Leaving Hive21 in October this year seemed like a crazy thing to do. Who puts four years of effort into building a working community and then volunteers to leave? Well, I did. In some ways it still seems strange to me now that such an endeavour would have a shelf life, but with the unexpected dissolution of my business partnership earlier in the year I realised I needed a change of scene in more ways than one. I’m so grateful for the companionship of the brilliant, kind, talented people who populated Hive21 over the years. I know I’ve made friends for life and it’s the greatest compliment to me that, although I chose to leave, they all chose to stay and continue what I started.

My new work space in Kindred Studios

Through great fortune, on leaving Hive21 and facing the unwelcome prospect of working in isolation back at home again, I found a new home at Kindred Studios. And so begins a new chapter of my creative life. Kindred Studios was founded by two dynamic and enterprising women Jaime Turner and Angelique Schmitt. Having run my own co-working space I know the time and energy it takes to grow a cohesive community. I am blown away by the dedication Jaime and Angelique have given to their creation and by proxy the dedication of everyone who works here to the community spirit. There was no greater demonstration of that than the Makers’s Fair in Portobello this past weekend.

Not only do Kindred artists care about being connected inside the studios, but they also care about being part of the local geographic community. After basing my own little rogue co-working space in a huge corporate building for the last four years, joining Kindred has highlighted how hard I was working against the machine in so many ways. Both with my work and with my workspace I was meeting a lot of resistance and often felt as though I was continually meeting a brick wall. On leaving, I made a wish that in the next phase of my life I wanted to experience more flow.

Amazingly, flow is exactly what I felt when I stepped into Kindred for the first time. The space Jaime offered me, almost immediately, has plenty of natural light and there are trees outside the window – what joy. Almost everyone I meet in the corridor says hello – how friendly. I was invited to be part of the Christmas Market within a few weeks of arriving – so inclusive.

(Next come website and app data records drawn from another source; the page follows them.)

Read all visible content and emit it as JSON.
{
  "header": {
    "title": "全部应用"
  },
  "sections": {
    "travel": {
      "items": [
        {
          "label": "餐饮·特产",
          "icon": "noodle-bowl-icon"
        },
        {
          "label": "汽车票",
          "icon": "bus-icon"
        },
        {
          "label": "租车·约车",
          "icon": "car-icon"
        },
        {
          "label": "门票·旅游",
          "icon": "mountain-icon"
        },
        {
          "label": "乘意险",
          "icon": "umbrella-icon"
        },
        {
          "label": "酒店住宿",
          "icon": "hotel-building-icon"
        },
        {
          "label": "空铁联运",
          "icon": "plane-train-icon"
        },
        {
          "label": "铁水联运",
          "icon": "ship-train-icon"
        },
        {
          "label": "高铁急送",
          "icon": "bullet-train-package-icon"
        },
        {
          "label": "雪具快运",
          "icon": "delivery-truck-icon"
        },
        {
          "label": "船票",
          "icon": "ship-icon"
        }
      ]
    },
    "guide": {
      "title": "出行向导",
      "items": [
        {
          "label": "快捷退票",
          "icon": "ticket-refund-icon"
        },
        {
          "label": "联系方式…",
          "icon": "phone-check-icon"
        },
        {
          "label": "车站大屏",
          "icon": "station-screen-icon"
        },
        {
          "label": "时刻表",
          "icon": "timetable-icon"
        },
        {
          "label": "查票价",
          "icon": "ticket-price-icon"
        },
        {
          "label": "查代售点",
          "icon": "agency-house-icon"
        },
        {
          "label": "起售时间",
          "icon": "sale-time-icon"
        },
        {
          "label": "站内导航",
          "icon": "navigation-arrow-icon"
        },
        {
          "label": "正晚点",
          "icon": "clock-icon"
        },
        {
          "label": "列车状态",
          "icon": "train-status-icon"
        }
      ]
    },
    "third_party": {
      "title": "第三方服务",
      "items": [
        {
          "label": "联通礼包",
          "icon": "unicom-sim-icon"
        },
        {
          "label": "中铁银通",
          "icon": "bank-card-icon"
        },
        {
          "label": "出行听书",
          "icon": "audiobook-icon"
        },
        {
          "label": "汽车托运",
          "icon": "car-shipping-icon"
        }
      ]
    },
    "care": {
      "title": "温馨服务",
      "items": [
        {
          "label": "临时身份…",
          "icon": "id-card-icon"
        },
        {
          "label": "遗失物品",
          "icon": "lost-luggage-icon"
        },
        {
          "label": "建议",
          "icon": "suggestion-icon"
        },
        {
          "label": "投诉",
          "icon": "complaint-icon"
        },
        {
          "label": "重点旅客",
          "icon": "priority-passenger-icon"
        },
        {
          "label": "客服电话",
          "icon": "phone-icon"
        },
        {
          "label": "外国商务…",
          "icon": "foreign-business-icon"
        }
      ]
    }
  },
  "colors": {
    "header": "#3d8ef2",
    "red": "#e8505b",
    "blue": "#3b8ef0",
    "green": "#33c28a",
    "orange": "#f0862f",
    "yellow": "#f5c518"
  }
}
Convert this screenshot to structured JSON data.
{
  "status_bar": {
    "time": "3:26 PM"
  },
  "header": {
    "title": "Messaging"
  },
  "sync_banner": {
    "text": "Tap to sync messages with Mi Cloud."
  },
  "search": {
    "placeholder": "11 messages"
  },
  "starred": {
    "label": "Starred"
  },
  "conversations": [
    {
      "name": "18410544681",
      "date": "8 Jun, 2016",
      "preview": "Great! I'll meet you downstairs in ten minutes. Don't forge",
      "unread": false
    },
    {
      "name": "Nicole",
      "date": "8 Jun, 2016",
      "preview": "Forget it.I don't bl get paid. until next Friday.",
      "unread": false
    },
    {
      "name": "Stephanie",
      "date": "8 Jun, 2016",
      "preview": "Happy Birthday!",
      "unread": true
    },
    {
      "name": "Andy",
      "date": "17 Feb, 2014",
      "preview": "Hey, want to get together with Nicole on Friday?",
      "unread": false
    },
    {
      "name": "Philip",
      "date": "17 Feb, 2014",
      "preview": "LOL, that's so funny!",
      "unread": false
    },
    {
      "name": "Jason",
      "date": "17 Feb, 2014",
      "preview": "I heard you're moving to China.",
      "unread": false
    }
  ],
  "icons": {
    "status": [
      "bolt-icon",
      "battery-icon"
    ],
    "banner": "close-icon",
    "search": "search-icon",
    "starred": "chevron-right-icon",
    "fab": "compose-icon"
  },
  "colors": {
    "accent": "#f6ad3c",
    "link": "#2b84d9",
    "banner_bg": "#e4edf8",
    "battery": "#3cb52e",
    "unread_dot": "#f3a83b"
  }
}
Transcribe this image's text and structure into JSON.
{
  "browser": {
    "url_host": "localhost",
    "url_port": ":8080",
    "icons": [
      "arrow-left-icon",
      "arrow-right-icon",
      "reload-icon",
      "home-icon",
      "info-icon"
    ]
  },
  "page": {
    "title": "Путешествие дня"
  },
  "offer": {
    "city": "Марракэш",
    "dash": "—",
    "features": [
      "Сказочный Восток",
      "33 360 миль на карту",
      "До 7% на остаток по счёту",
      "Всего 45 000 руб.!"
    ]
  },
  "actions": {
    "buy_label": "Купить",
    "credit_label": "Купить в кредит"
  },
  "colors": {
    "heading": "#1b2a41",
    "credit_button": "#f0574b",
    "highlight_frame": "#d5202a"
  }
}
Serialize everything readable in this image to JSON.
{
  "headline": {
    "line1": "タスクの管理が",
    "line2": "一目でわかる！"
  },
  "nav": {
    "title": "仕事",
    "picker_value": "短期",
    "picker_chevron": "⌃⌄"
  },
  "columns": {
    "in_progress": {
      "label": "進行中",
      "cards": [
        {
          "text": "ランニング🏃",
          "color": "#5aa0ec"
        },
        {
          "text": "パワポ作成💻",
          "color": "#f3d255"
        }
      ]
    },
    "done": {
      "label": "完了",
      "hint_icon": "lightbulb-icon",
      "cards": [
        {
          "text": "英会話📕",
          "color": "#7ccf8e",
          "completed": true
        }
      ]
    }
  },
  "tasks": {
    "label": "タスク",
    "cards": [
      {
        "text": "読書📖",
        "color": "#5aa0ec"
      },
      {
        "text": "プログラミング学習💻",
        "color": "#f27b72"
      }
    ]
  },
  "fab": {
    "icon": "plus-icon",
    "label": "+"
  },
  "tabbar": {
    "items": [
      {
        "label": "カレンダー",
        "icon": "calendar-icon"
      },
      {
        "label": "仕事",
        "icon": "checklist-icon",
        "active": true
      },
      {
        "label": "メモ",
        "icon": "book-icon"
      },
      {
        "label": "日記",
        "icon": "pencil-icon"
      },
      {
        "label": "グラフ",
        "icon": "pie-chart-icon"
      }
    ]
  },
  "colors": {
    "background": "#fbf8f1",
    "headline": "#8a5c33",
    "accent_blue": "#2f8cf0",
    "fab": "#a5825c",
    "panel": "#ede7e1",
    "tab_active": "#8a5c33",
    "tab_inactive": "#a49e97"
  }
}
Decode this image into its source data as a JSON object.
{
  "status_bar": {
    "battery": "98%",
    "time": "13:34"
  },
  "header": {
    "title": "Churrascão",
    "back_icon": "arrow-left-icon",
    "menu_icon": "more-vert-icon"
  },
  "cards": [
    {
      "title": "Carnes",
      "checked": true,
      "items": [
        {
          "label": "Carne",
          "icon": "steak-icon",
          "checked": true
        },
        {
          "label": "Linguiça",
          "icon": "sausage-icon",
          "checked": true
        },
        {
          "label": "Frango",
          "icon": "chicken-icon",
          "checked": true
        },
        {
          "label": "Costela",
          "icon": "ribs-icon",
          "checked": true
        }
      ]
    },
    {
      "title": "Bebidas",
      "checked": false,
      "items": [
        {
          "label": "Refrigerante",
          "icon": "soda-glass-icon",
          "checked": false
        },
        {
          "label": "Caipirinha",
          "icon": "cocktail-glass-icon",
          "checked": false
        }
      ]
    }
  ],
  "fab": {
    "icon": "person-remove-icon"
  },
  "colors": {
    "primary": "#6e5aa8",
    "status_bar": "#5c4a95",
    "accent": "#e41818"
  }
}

The market was a new experience for me and it was tough, I’ll admit, but the very best part of it was the people. Getting to know my new studios mates, learning about their work, watching them collaborate on so many creative elements of the event. Little kindnesses proliferated throughout, looking after each other’s stalls, getting people hot drinks, distributing cardboard to insulate our feet against the cold concrete, the encouraging chats when we didn’t feel all that buoyant about how it was going, the helping clear up, the driving car loads of products between the studio and the market.

I can add market stall holder to my CV after this weekend

This past weekend, while I was frozen and shivering on the outside, I was deeply touched and warmed on the inside by the huge communal effort that went into creating this three day event. Jamie, Angelique and Miranda lead by example, working continuously with so much attention to detail, ensuring it all ran smoothly and inspiring everyone else to pitch in. I feel so grateful to have been welcomed into a makers community and to have stepped into a new workspace flow I haven’t experienced before.

Who knows how long this goodness will last. There are many factors which threaten to push artists, designers and crafts people out of central London. I watched a mass exodus of them exit Westbourne Studios as the prices were hiked higher and higher. I’m proud to be part of this bastion of creative, collaborative, resilient community. Bless Kindred Studios and all who sail in her.




Selling at the Kindred Christmas Fair

Kindred & Friends WEB BANNER

Having recently joined the wonderful Kindred Studios, I’m excited to say I’ll be taking part in their designer / maker Christmas Fair from Friday 2nd to Sunday 4th December. It’s going to be a riot of creativity. Please drop by to say hi. I’m selling limited edition giclée prints of my life drawings, as well as postcards of my work to raise money for the Maggie’s Centre in West London. They make for rather beautiful Christmas presents, even though I do say so myself! See you in Portobello.